Journey to Jerusalem
Recently, someone asked me, “Why do we remove the word Alleluia from the liturgy during Lent?” It is a good question.
The liturgical calendar is a tool. It is designed to create an annual rhythm of devotion. Each of the seasons has a distinct focus intended to deepen a dimension of our Christian life. Lent is crafted to be a season to take us to a place we might prefer not to go, namely to the dark parts of our lives. Let me explain.
You and I are complex beings. We are “fearfully and wonderfully made” (Psalm 139:14). Simultaneously, “nothing good dwells in me” (Romans 7:18). The dual nature of humanity is a dynamic and dramatic paradox that plays out daily in our lives. We are capable of noble, gracious, generous and sacrificial deeds. We are, likewise, capable of surprising, even shocking wrongs.
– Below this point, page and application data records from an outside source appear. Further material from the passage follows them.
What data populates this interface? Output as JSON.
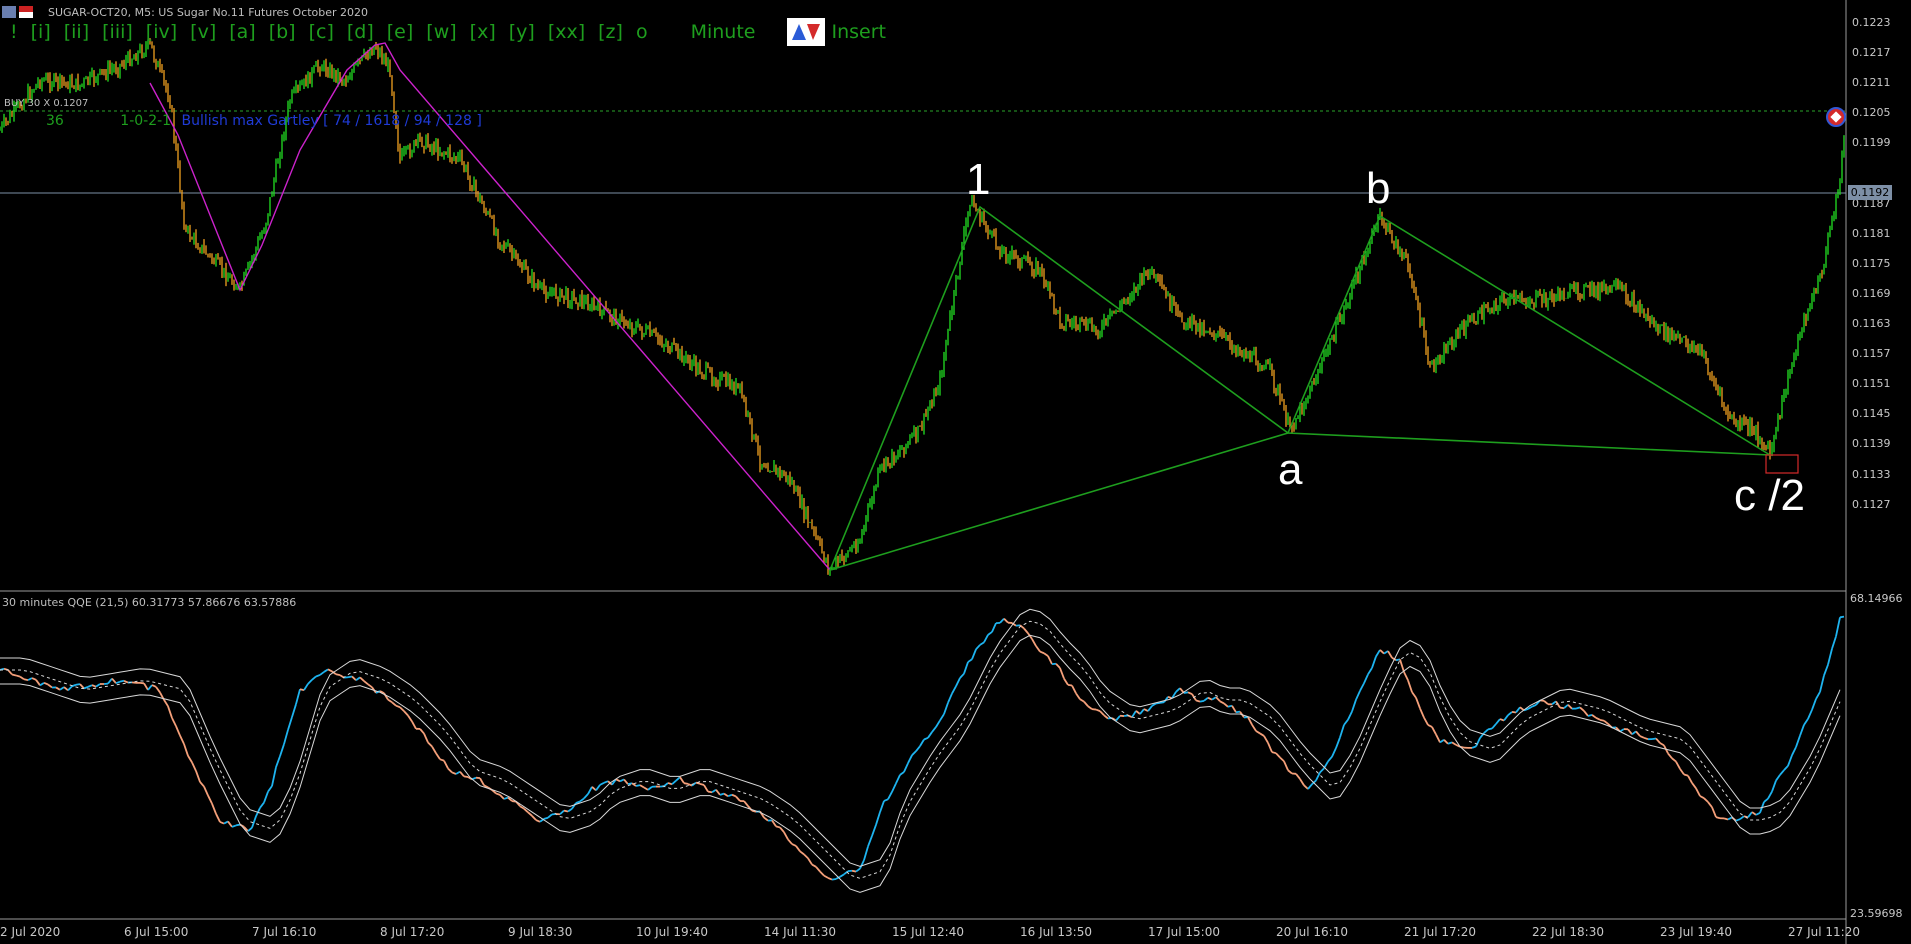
{
  "window": {
    "title": "SUGAR-OCT20, M5:  US Sugar No.11 Futures October 2020"
  },
  "toolbar": {
    "waves": [
      "!",
      "[i]",
      "[ii]",
      "[iii]",
      "[iv]",
      "[v]",
      "[a]",
      "[b]",
      "[c]",
      "[d]",
      "[e]",
      "[w]",
      "[x]",
      "[y]",
      "[xx]",
      "[z]",
      "o"
    ],
    "timeframe": "Minute",
    "insert": "Insert"
  },
  "info": {
    "text": "BUY 30 X 0.1207",
    "count": "36",
    "ratio": "1-0-2-1",
    "description": "Bullish max Gartley [ 74 / 1618 / 94 / 128 ]"
  },
  "indicator": {
    "title": "30 minutes QQE (21,5) 60.31773 57.86676 63.57886",
    "max_label": "68.14966",
    "min_label": "23.59698"
  },
  "price_axis": {
    "labels": [
      "0.1223",
      "0.1217",
      "0.1211",
      "0.1205",
      "0.1199",
      "0.1192",
      "0.1187",
      "0.1181",
      "0.1175",
      "0.1169",
      "0.1163",
      "0.1157",
      "0.1151",
      "0.1145",
      "0.1139",
      "0.1133",
      "0.1127"
    ],
    "current_price": "0.1192"
  },
  "time_axis": {
    "labels": [
      "2 Jul 2020",
      "6 Jul 15:00",
      "7 Jul 16:10",
      "8 Jul 17:20",
      "9 Jul 18:30",
      "10 Jul 19:40",
      "14 Jul 11:30",
      "15 Jul 12:40",
      "16 Jul 13:50",
      "17 Jul 15:00",
      "20 Jul 16:10",
      "21 Jul 17:20",
      "22 Jul 18:30",
      "23 Jul 19:40",
      "27 Jul 11:20"
    ]
  },
  "wave_labels": {
    "one": "1",
    "a": "a",
    "b": "b",
    "c": "c /2"
  },
  "colors": {
    "background": "#000000",
    "bull_candle": "#22e022",
    "bear_candle": "#f0a020",
    "pattern_line": "#1e9e1e",
    "magenta_line": "#cc22cc",
    "qqe_rising": "#1eb4f0",
    "qqe_falling": "#f5a07a"
  }
}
The apostle Paul spoke of this condition when he wrote, “I do not understand my own actions. For I do not do what I want, but I do the very thing I hate” (Romans 7:15). The famous story of Dr. Jekyll and Mr. Hyde is a dramatic and exaggerated presentation of all of our lives.
Most people, naturally, want to avoid examining the dark, inner places. It is not pretty. It is not fun. It hurts. Lent is a tool to help us. Its purpose is to encourage us to investigate and bring to light those impulses, instincts and desires which are contrary to the will of God. Once identified and named, we can then turn from these ways. Though painful, the end product is a better person.
Self-examination, confession and repentance are, therefore, the themes of Lent. This means that Lent is a somber time, a time marked liturgically by dropping the word Alleluia from the service.
This is our second Journey to Jerusalem. We offer it to you as an aid to a fruitful Lent. By using this devotional daily, you will be in touch with the great themes of the season. We pray that it will be beneficial.
Grace to you